Bio-Inspired Hyper-Redundant Robotic Arm Control with Hierarchical Deep Reinforcement Learning

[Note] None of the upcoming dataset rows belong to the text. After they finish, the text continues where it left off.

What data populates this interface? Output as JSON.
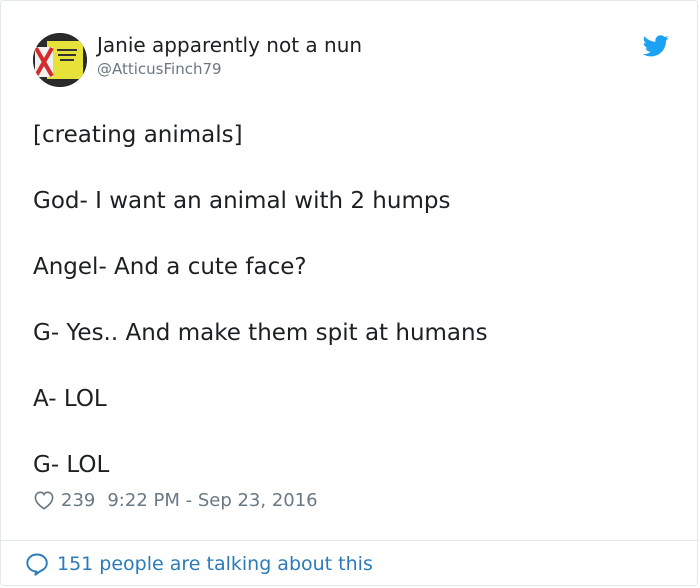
{
  "user": {
    "display_name": "Janie apparently not a nun",
    "handle": "@AtticusFinch79",
    "avatar_icon": "avatar-image",
    "platform_icon": "twitter-bird-icon"
  },
  "tweet": {
    "lines": [
      "[creating animals]",
      "",
      "God- I want an animal with 2 humps",
      "",
      "Angel- And a cute face?",
      "",
      "G- Yes.. And make them spit at humans",
      "",
      "A- LOL",
      "",
      "G- LOL"
    ]
  },
  "meta": {
    "like_count": "239",
    "timestamp": "9:22 PM - Sep 23, 2016"
  },
  "footer": {
    "talking_text": "151 people are talking about this"
  },
  "colors": {
    "link_blue": "#2b7bb9",
    "twitter_blue": "#1da1f2",
    "muted_gray": "#697882",
    "text_dark": "#1c2022",
    "border": "#e1e8ed"
  }
}
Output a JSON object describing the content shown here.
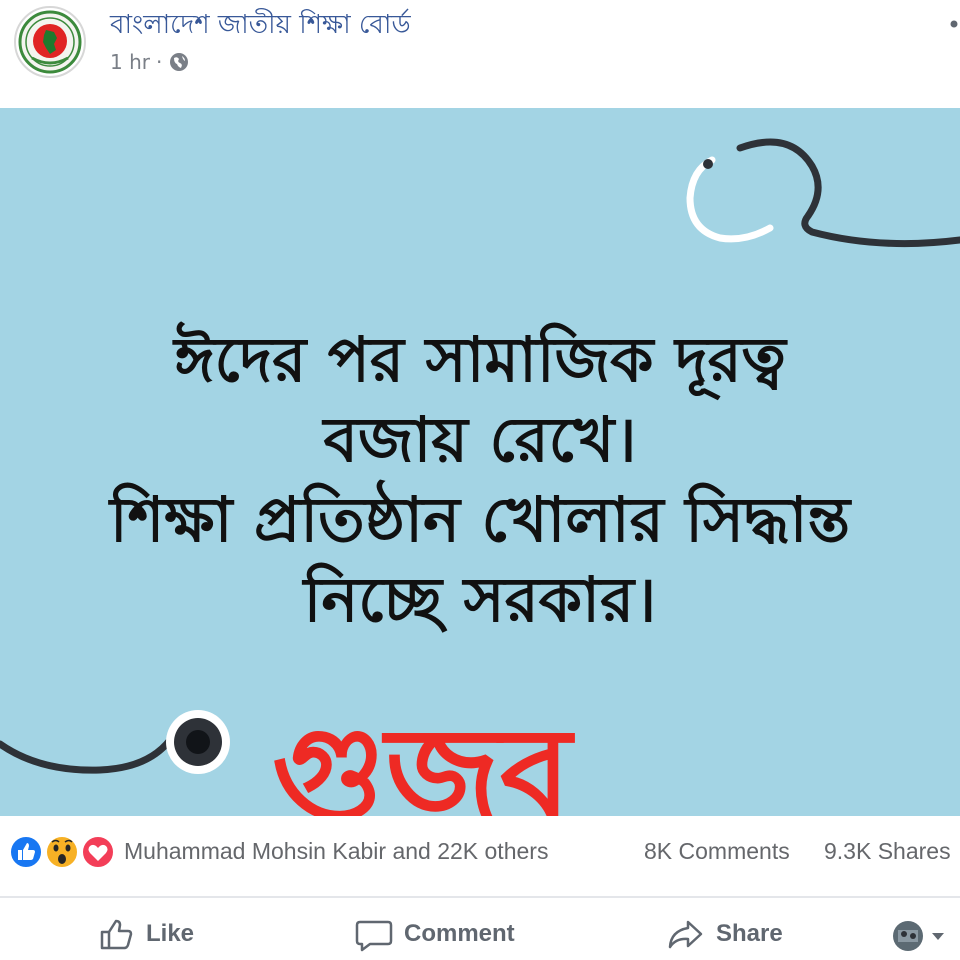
{
  "header": {
    "page_name": "বাংলাদেশ জাতীয় শিক্ষা বোর্ড",
    "time": "1 hr",
    "separator": "·",
    "privacy_icon": "globe-icon",
    "more_icon": "more-dots-icon"
  },
  "post_image": {
    "headline_lines": [
      "ঈদের পর সামাজিক দূরত্ব",
      "বজায় রেখে।",
      "শিক্ষা প্রতিষ্ঠান খোলার সিদ্ধান্ত",
      "নিচ্ছে সরকার।"
    ],
    "stamp_text": "গুজব",
    "background_color": "#a3d4e4",
    "stamp_color": "#ee2a24",
    "decoration_icon": "stethoscope-icon"
  },
  "reactions": {
    "icons": [
      "like-reaction-icon",
      "wow-reaction-icon",
      "love-reaction-icon"
    ],
    "reactors_text": "Muhammad Mohsin Kabir and 22K others",
    "comments_text": "8K Comments",
    "shares_text": "9.3K Shares"
  },
  "actions": {
    "like_label": "Like",
    "comment_label": "Comment",
    "share_label": "Share"
  },
  "colors": {
    "link_blue": "#385898",
    "meta_gray": "#65676b",
    "like_blue": "#1877f2",
    "love_red": "#f33e58",
    "wow_yellow": "#f7b125"
  }
}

In addition to performing sophisticated locomo-tion, robotic arms with hyper-redundant DOFs can more effectively circumvent obstacles and more robustly avoid me-chanical failure. Unfortunately, for such a hyper-redundant robotic arm, self-learning objective-driven behavior with con-ventional reinforcement learning algorithms proves to be quite challenging. This difficulty stems from extremely large state and action spaces that often render robust learning of value functions highly ineffective, consequently leading to insufficient policy exploration. This challenge is reminiscent of the so-called “Curse of Dimensionality” problem due to exponential explosion of states and actions that entail exponentially more data and computation. In this work, we draw the inspiration from how an octopus achieves extremely dexterous maneuverability that controls virtually infinite DOFs. In particular, for an octopus, unlike the centralized encephalization found in humans, its central brain doesn’t “mico-manage” and issue continuous signals to control each of its arms. Instead, each of these arms enjoys high degree of autonomy, i.e., they operate on their own volition, thus completely deviating from human’s centralized and brain-directly limb movement. As such, we devise and implement a layered learning algorithm that integrates global deep Q-learning and local Q-learning algorithms collaboratively to effectively control a robotic arm with huge DOFs. Specifically, we construct a global deep Q-network to learn a policy that generate local objectives over a global objective. Simultaneously, multiple local agents learn a local policy given each individual local objective. To illustrate the effectiveness of our layered learning scheme, we implemented a 24-DOF robotic arm that learns its control policy autonomously. We compare the learning performance of this hyper-redundant robotic arm with our new scheme against the conventional learning algorithm without hierarchical struc-ture. Our results have shown that, with the same amount of computational effort, our new scheme have significantly higher learning success rates and much better award convergence.